> Aim of the task
Every record here should be printed again exactly.

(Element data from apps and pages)
========================================================================
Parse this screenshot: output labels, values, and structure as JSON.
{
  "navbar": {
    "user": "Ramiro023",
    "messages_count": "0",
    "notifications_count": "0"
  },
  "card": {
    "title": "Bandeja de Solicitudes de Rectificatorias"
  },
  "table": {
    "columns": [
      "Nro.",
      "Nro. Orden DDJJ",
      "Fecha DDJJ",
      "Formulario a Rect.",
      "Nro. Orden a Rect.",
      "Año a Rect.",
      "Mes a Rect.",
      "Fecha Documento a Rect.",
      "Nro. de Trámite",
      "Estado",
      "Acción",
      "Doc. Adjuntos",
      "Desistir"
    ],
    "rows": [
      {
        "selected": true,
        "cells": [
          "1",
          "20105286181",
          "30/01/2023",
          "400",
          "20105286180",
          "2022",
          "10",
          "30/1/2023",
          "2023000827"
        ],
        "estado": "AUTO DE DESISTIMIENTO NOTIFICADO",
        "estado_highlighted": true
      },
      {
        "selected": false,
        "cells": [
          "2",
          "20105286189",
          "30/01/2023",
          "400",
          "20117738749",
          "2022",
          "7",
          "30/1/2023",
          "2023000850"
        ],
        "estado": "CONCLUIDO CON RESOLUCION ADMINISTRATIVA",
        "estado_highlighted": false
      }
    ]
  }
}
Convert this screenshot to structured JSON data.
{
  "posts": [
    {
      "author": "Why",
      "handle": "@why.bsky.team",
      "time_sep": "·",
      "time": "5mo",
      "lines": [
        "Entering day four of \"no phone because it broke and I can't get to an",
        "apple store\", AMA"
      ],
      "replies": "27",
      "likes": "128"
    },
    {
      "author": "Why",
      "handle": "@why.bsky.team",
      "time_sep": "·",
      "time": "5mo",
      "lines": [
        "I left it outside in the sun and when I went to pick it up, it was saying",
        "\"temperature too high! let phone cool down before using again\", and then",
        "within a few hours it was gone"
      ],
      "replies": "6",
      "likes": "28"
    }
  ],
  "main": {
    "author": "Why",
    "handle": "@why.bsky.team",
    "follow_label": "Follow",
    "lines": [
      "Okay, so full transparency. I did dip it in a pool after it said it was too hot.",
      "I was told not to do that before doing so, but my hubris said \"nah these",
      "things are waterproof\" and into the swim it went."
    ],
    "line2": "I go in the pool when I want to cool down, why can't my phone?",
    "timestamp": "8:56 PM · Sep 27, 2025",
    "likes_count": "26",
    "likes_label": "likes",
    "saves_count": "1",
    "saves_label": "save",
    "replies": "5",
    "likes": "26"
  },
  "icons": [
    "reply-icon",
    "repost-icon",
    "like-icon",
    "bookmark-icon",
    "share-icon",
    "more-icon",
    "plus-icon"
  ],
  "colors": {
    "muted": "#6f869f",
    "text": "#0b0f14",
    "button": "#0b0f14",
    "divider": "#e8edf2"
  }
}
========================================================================
> Exercise response
Parse this screenshot: output labels, values, and structure as JSON.
{
  "navbar": {
    "user": "Ramiro023",
    "messages_count": "0",
    "notifications_count": "0"
  },
  "card": {
    "title": "Bandeja de Solicitudes de Rectificatorias"
  },
  "table": {
    "columns": [
      "Nro.",
      "Nro. Orden DDJJ",
      "Fecha DDJJ",
      "Formulario a Rect.",
      "Nro. Orden a Rect.",
      "Año a Rect.",
      "Mes a Rect.",
      "Fecha Documento a Rect.",
      "Nro. de Trámite",
      "Estado",
      "Acción",
      "Doc. Adjuntos",
      "Desistir"
    ],
    "rows": [
      {
        "selected": true,
        "cells": [
          "1",
          "20105286181",
          "30/01/2023",
          "400",
          "20105286180",
          "2022",
          "10",
          "30/1/2023",
          "2023000827"
        ],
        "estado": "AUTO DE DESISTIMIENTO NOTIFICADO",
        "estado_highlighted": true
      },
      {
        "selected": false,
        "cells": [
          "2",
          "20105286189",
          "30/01/2023",
          "400",
          "20117738749",
          "2022",
          "7",
          "30/1/2023",
          "2023000850"
        ],
        "estado": "CONCLUIDO CON RESOLUCION ADMINISTRATIVA",
        "estado_highlighted": false
      }
    ]
  }
}
Convert this screenshot to structured JSON data.
{
  "posts": [
    {
      "author": "Why",
      "handle": "@why.bsky.team",
      "time_sep": "·",
      "time": "5mo",
      "lines": [
        "Entering day four of \"no phone because it broke and I can't get to an",
        "apple store\", AMA"
      ],
      "replies": "27",
      "likes": "128"
    },
    {
      "author": "Why",
      "handle": "@why.bsky.team",
      "time_sep": "·",
      "time": "5mo",
      "lines": [
        "I left it outside in the sun and when I went to pick it up, it was saying",
        "\"temperature too high! let phone cool down before using again\", and then",
        "within a few hours it was gone"
      ],
      "replies": "6",
      "likes": "28"
    }
  ],
  "main": {
    "author": "Why",
    "handle": "@why.bsky.team",
    "follow_label": "Follow",
    "lines": [
      "Okay, so full transparency. I did dip it in a pool after it said it was too hot.",
      "I was told not to do that before doing so, but my hubris said \"nah these",
      "things are waterproof\" and into the swim it went."
    ],
    "line2": "I go in the pool when I want to cool down, why can't my phone?",
    "timestamp": "8:56 PM · Sep 27, 2025",
    "likes_count": "26",
    "likes_label": "likes",
    "saves_count": "1",
    "saves_label": "save",
    "replies": "5",
    "likes": "26"
  },
  "icons": [
    "reply-icon",
    "repost-icon",
    "like-icon",
    "bookmark-icon",
    "share-icon",
    "more-icon",
    "plus-icon"
  ],
  "colors": {
    "muted": "#6f869f",
    "text": "#0b0f14",
    "button": "#0b0f14",
    "divider": "#e8edf2"
  }
}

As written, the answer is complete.